Rushen has also worked with drummer Chancler whose resume is long and diverse as well, including the Crusaders and Herbie Hancock. And to close a circle, he (like drummer Brian Blade and the plucked bass) was born in Shreveport. Williams deep, woody sound is on stage at 8 p.m. There is the terrific Mount Vernon buffet before the performance starting at 6 p.m. ($45.95 for dinner and the music, $20 for the music alone, 303-526-0616).
On Friday, it’s the modern day harmonica wiz Maret at the Lakewood Cultural Center, 470 S. Allison in Lakewood, with his quartet. Born in Switzerland, Maret has earned a major reputation with Herbie Hancock and Pat Metheny. You always find his name near the top of the list when it comes to the miscellaneous instrument category in the DownBeat “Critics Poll.” Maret and company play at 7:30 p.m. ($20/$18 students and seniors, 303-987-7845).

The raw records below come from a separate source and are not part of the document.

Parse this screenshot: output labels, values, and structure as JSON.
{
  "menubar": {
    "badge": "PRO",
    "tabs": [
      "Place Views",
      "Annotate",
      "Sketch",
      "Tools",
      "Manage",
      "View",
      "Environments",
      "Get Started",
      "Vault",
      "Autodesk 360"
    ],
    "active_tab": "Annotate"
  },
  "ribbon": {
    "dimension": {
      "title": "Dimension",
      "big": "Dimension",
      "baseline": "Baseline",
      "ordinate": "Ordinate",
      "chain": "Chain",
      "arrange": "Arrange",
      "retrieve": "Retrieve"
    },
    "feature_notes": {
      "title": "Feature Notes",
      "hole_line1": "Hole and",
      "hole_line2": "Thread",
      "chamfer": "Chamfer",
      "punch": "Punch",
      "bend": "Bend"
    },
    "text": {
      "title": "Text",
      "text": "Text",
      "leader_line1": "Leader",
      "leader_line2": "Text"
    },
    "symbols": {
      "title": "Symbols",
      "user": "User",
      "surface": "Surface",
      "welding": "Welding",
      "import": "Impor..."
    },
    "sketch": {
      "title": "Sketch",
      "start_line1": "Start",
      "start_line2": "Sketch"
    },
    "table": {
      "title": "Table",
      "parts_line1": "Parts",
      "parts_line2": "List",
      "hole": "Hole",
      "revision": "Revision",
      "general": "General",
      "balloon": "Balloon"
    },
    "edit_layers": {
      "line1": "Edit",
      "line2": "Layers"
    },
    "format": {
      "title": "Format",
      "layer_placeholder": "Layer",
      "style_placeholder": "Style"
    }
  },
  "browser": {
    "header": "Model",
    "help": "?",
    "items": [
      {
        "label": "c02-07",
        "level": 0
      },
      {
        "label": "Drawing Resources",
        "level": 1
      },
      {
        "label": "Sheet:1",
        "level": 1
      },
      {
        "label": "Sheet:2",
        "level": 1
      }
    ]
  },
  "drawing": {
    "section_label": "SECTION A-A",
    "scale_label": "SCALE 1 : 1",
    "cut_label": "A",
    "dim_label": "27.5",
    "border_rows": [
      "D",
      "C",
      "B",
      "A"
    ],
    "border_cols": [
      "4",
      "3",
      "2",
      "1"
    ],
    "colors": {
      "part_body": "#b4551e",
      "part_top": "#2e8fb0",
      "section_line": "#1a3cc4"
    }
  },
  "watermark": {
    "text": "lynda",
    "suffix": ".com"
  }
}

Moving on to Saturday, it’s Anat Cohen at the Jewish arts festival known as JAAMM. When the Israeli-born Cohen came out on top in this year’s DownBeat poll of critics from across the globe, she gathered more votes than any other winner in any other category. On top of that, she also topped the list as the rising star on tenor saxophone. She’s impressive and she will have with her a band that features Shai Maestro on piano, Orlando Le Fleming on bass and Ziv Ravitz on drums (interestingly enough, during this tour’s stop in Seattle, Denver-raised Rudy Royston was on drums). She will also have her brother Avishi Cohen on trumpet. And in this year’s DownBeat survey, he was number one in the rising star trumpeter category. Cohen has been of this event in years past and she is a player. She performs at the Mizel Arts and Culture Center at the Jewish Community Center, 350 S. Dahlia at 8 p.m. ($25-$35, maccjcc.org/jaamm, 303-316-6360).

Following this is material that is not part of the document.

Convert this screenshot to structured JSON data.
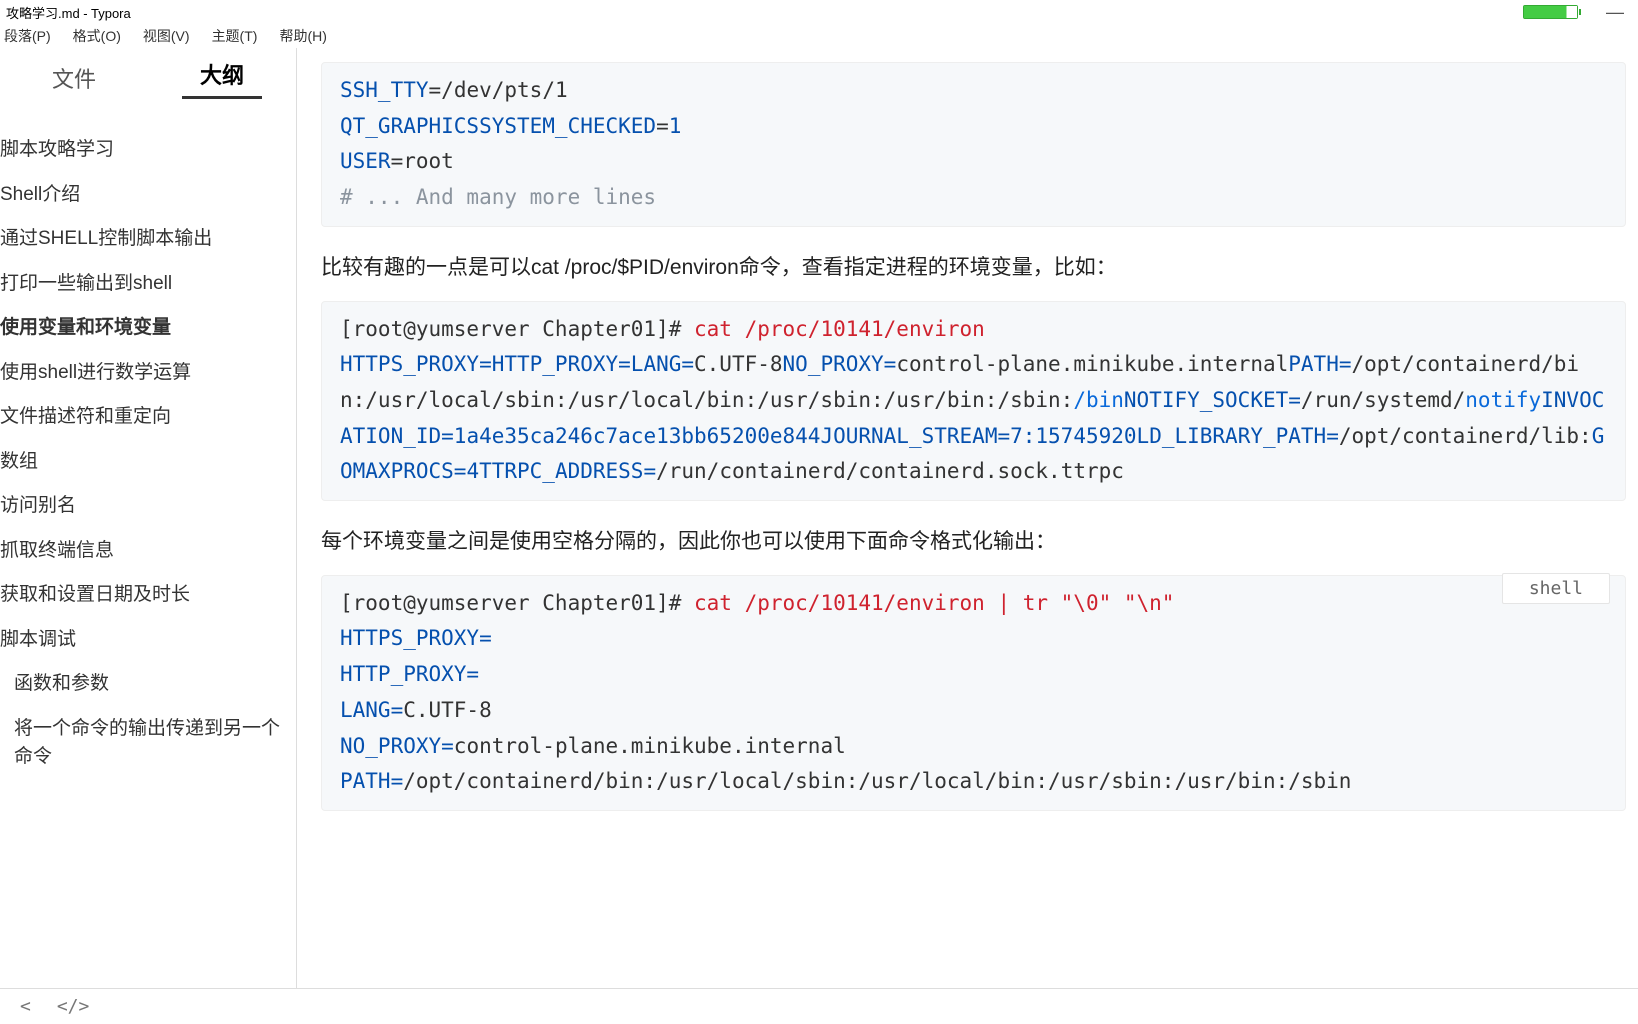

And there’s something more. On Sunday, Ron Carter brings his master bass to the Boulder Theater, 2032 14th St. in Boulder, for show at 8 p.m. ($25-$47.50, 303-786-7030). With Carter, there’s the fine, Canadian-born pianist Renee Rosnes (whose husband Bill Charlap recently appeared at Dazzle), Payton Crossley on drums and Rolando Morales-Matos on percussion. What do you need to say about Carter who has gone a long way in defining modern bass playing and who is featured on thousands of disc. And Rosnes has worked with many folk including Wayne Shorter (who like Carter was part of Miles Davis’ second great quintet).
\ On Saturday, the day before Carter hits Boulder, bassist Michael Moore joins the trio led by guitarist Dale Bruning at Dazzle, 930 Lincoln, at 7 and 9 p.m. ($15, 303-839-5900). Bruning is among the real treasures of this area – a point highlighted by his new double CD on the Jazz Link Enterprises label, Just between Us, that has Moore on bass and Bruning’s former student Bill Frisell. While Frisell won’t be at Dazzle on Saturday, Paul Romaine will, rounding out the trio with his drums.
Moore has worked with a large number of artists from Woody Herman to Freddie Hubbard, Jim Hall, Chet Baker and Marian McPartland (to name a few). And he is currently part of the Dave Brubeck Quartet. Bruning is a master and his new CD covers just about base there is.
And on Friday, it is bassist Ken Walker’s sextet making its monthly visit to Dazzle at 7 and 9 p.m. ($12/$8 students). While has decided to stay settled down here, he is very talented player who has frequently been asked to go out on the road by major players.
Dazzle also has guitarist Sean McGowan on Thursday with his quartet at 7 and 9 p.m. ($12/$8 students) and pop singer Kenya Johnson on Sunday at 6 and 8 p.m. ($15). On Monday and Tuesday, the club on Lincoln features two nights of music from the Colorado Conservatory of the Jazz Arts at 6:30 and 8:30 p.m. This training ground for students, so closely associated with drummer Romaine, simply does a great job.